_PROBLEM DESCRIPTION_
Could you return each entry below exactly as written, minus any pictures?
(Beginning of SOURCE DATA)
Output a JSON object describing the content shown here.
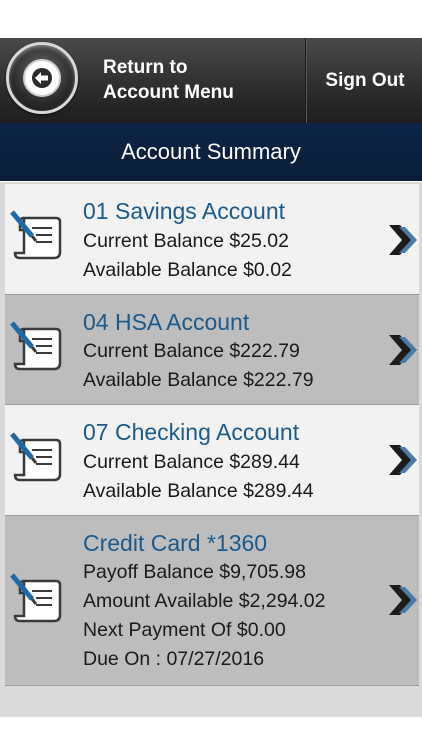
{
  "header": {
    "return_line1": "Return to",
    "return_line2": "Account Menu",
    "sign_out": "Sign Out"
  },
  "title": "Account Summary",
  "accounts": [
    {
      "name": "01 Savings Account",
      "lines": [
        "Current Balance $25.02",
        "Available Balance $0.02"
      ]
    },
    {
      "name": "04 HSA Account",
      "lines": [
        "Current Balance $222.79",
        "Available Balance $222.79"
      ]
    },
    {
      "name": "07 Checking Account",
      "lines": [
        "Current Balance $289.44",
        "Available Balance $289.44"
      ]
    },
    {
      "name": "Credit Card *1360",
      "lines": [
        "Payoff Balance $9,705.98",
        "Amount Available $2,294.02",
        "Next Payment Of $0.00",
        "Due On : 07/27/2016"
      ]
    }
  ],
  "icons": {
    "back": "back-arrow-icon",
    "account": "document-pencil-icon",
    "row_action": "double-chevron-right-icon"
  },
  "colors": {
    "account_name": "#1a5a8c",
    "title_bar": "#0d2446",
    "header": "#2f2f2f"
  }
}
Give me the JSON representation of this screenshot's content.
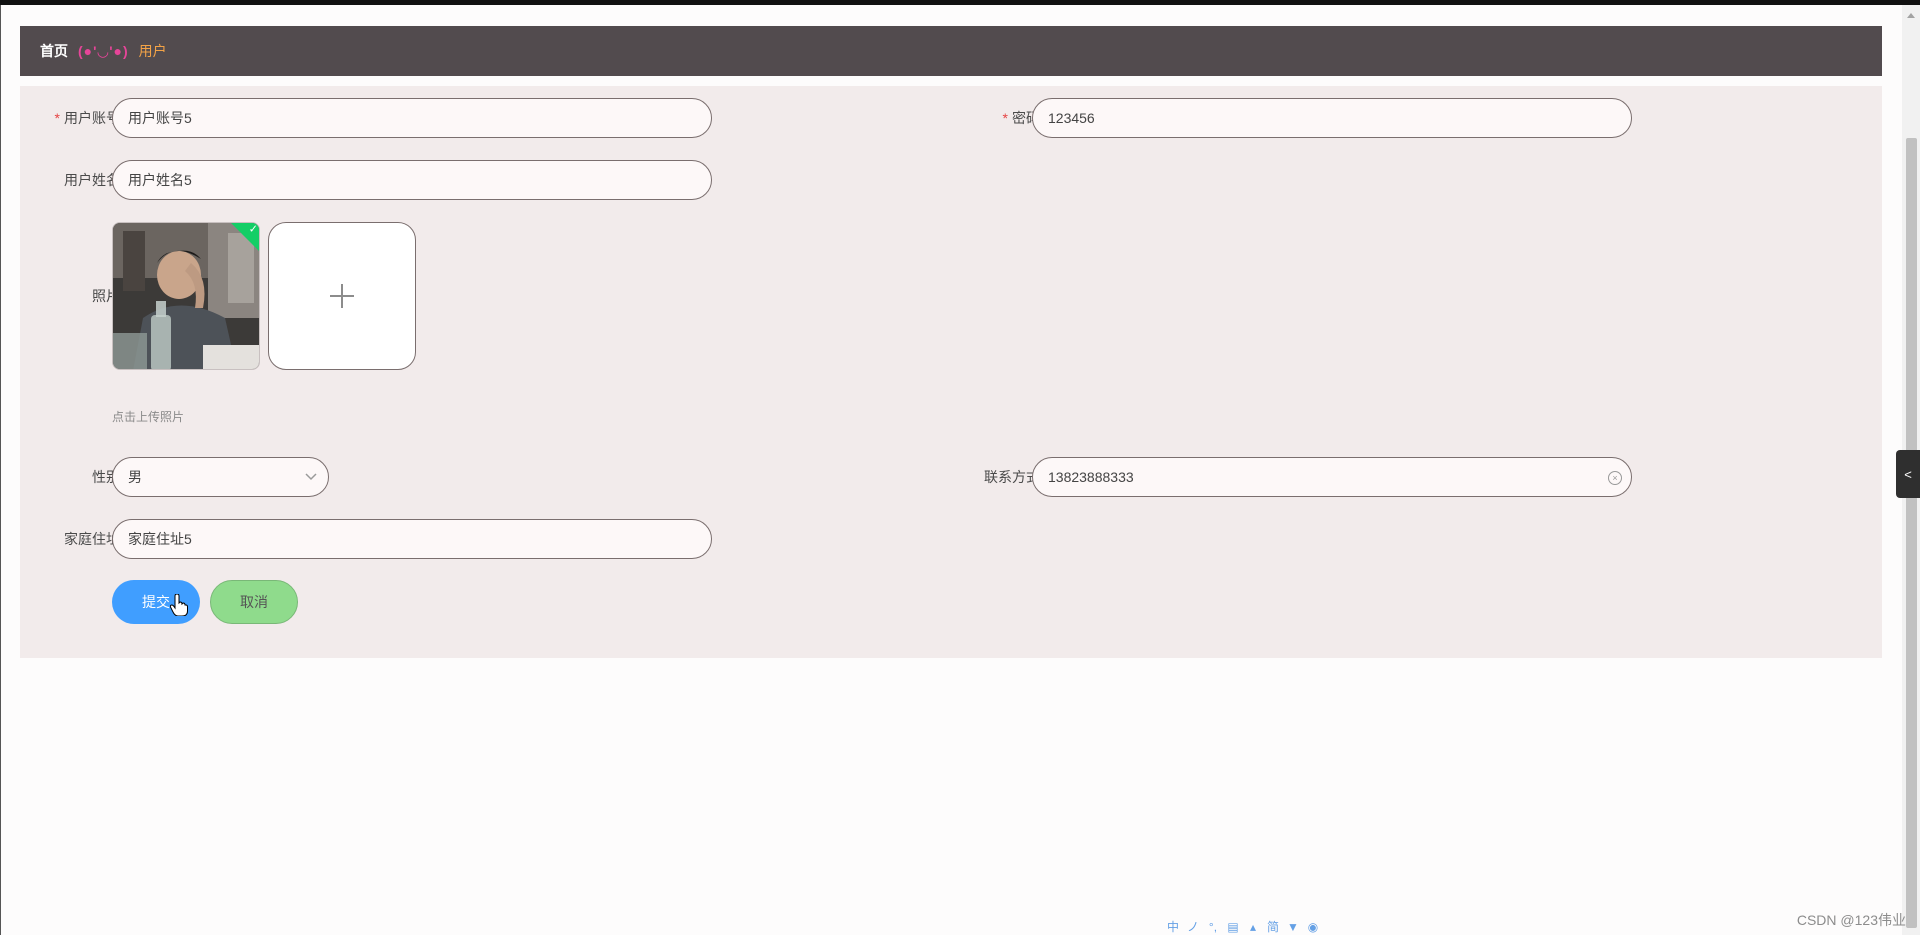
{
  "breadcrumb": {
    "home": "首页",
    "separator": "(●'◡'●)",
    "current": "用户"
  },
  "form": {
    "account": {
      "label": "用户账号",
      "required_mark": "*",
      "value": "用户账号5"
    },
    "password": {
      "label": "密码",
      "required_mark": "*",
      "value": "123456"
    },
    "name": {
      "label": "用户姓名",
      "value": "用户姓名5"
    },
    "photo": {
      "label": "照片",
      "upload_hint": "点击上传照片",
      "add_symbol": "+"
    },
    "gender": {
      "label": "性别",
      "selected": "男"
    },
    "contact": {
      "label": "联系方式",
      "value": "13823888333"
    },
    "address": {
      "label": "家庭住址",
      "value": "家庭住址5"
    }
  },
  "buttons": {
    "submit": "提交",
    "cancel": "取消"
  },
  "side_toggle": {
    "icon": "chevron-left-icon",
    "symbol": "<"
  },
  "watermark": "CSDN @123伟业",
  "ime_toolbar": {
    "items": [
      "中",
      "ノ",
      "°,",
      "▤",
      "▴",
      "简",
      "▼",
      "◉"
    ]
  },
  "colors": {
    "breadcrumb_bg": "#524b4e",
    "home": "#ffffff",
    "separator": "#e64599",
    "current": "#f3a347",
    "panel_bg": "#f2ebeb",
    "submit": "#409eff",
    "cancel": "#8fdb8c",
    "check_badge": "#13ce66"
  }
}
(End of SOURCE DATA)
_SOLUTION TO THE EXERCISE_
Output a JSON object describing the content shown here.
{
  "header": {
    "return_line1": "Return to",
    "return_line2": "Account Menu",
    "sign_out": "Sign Out"
  },
  "title": "Account Summary",
  "accounts": [
    {
      "name": "01 Savings Account",
      "lines": [
        "Current Balance $25.02",
        "Available Balance $0.02"
      ]
    },
    {
      "name": "04 HSA Account",
      "lines": [
        "Current Balance $222.79",
        "Available Balance $222.79"
      ]
    },
    {
      "name": "07 Checking Account",
      "lines": [
        "Current Balance $289.44",
        "Available Balance $289.44"
      ]
    },
    {
      "name": "Credit Card *1360",
      "lines": [
        "Payoff Balance $9,705.98",
        "Amount Available $2,294.02",
        "Next Payment Of $0.00",
        "Due On : 07/27/2016"
      ]
    }
  ],
  "icons": {
    "back": "back-arrow-icon",
    "account": "document-pencil-icon",
    "row_action": "double-chevron-right-icon"
  },
  "colors": {
    "account_name": "#1a5a8c",
    "title_bar": "#0d2446",
    "header": "#2f2f2f"
  }
}
Give me the JSON representation of this screenshot's content.
{
  "breadcrumb": {
    "home": "首页",
    "separator": "(●'◡'●)",
    "current": "用户"
  },
  "form": {
    "account": {
      "label": "用户账号",
      "required_mark": "*",
      "value": "用户账号5"
    },
    "password": {
      "label": "密码",
      "required_mark": "*",
      "value": "123456"
    },
    "name": {
      "label": "用户姓名",
      "value": "用户姓名5"
    },
    "photo": {
      "label": "照片",
      "upload_hint": "点击上传照片",
      "add_symbol": "+"
    },
    "gender": {
      "label": "性别",
      "selected": "男"
    },
    "contact": {
      "label": "联系方式",
      "value": "13823888333"
    },
    "address": {
      "label": "家庭住址",
      "value": "家庭住址5"
    }
  },
  "buttons": {
    "submit": "提交",
    "cancel": "取消"
  },
  "side_toggle": {
    "icon": "chevron-left-icon",
    "symbol": "<"
  },
  "watermark": "CSDN @123伟业",
  "ime_toolbar": {
    "items": [
      "中",
      "ノ",
      "°,",
      "▤",
      "▴",
      "简",
      "▼",
      "◉"
    ]
  },
  "colors": {
    "breadcrumb_bg": "#524b4e",
    "home": "#ffffff",
    "separator": "#e64599",
    "current": "#f3a347",
    "panel_bg": "#f2ebeb",
    "submit": "#409eff",
    "cancel": "#8fdb8c",
    "check_badge": "#13ce66"
  }
}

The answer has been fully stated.